*Directions*
Look through the data below and, wherever a line carries the word "title", please copy that line.

··· Material supplied

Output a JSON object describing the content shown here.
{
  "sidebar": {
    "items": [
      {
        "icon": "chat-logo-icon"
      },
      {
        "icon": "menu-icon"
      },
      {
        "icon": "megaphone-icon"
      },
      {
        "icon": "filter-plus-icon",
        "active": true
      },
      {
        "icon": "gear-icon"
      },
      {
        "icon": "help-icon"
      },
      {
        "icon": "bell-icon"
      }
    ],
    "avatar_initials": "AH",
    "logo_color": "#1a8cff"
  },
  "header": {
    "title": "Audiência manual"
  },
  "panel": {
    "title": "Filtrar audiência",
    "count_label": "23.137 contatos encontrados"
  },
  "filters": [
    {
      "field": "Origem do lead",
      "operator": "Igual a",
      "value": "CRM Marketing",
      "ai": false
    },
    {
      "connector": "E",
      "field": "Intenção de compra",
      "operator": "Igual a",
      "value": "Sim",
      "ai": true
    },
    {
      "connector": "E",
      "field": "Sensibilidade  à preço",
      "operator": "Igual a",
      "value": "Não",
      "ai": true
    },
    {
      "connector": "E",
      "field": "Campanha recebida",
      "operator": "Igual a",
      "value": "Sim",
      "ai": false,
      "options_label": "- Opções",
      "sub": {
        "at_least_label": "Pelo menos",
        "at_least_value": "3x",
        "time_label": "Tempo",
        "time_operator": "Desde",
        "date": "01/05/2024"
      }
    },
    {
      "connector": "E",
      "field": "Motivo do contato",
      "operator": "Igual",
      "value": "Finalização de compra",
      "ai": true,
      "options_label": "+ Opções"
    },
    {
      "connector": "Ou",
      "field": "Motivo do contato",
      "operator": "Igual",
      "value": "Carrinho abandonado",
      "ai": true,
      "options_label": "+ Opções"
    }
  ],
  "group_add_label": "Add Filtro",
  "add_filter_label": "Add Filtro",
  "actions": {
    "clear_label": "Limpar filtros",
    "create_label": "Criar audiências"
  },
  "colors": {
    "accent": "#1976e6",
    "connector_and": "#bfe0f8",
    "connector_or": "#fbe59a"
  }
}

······

*Written solution*
    "title": "Audiência manual"
    "title": "Filtrar audiência",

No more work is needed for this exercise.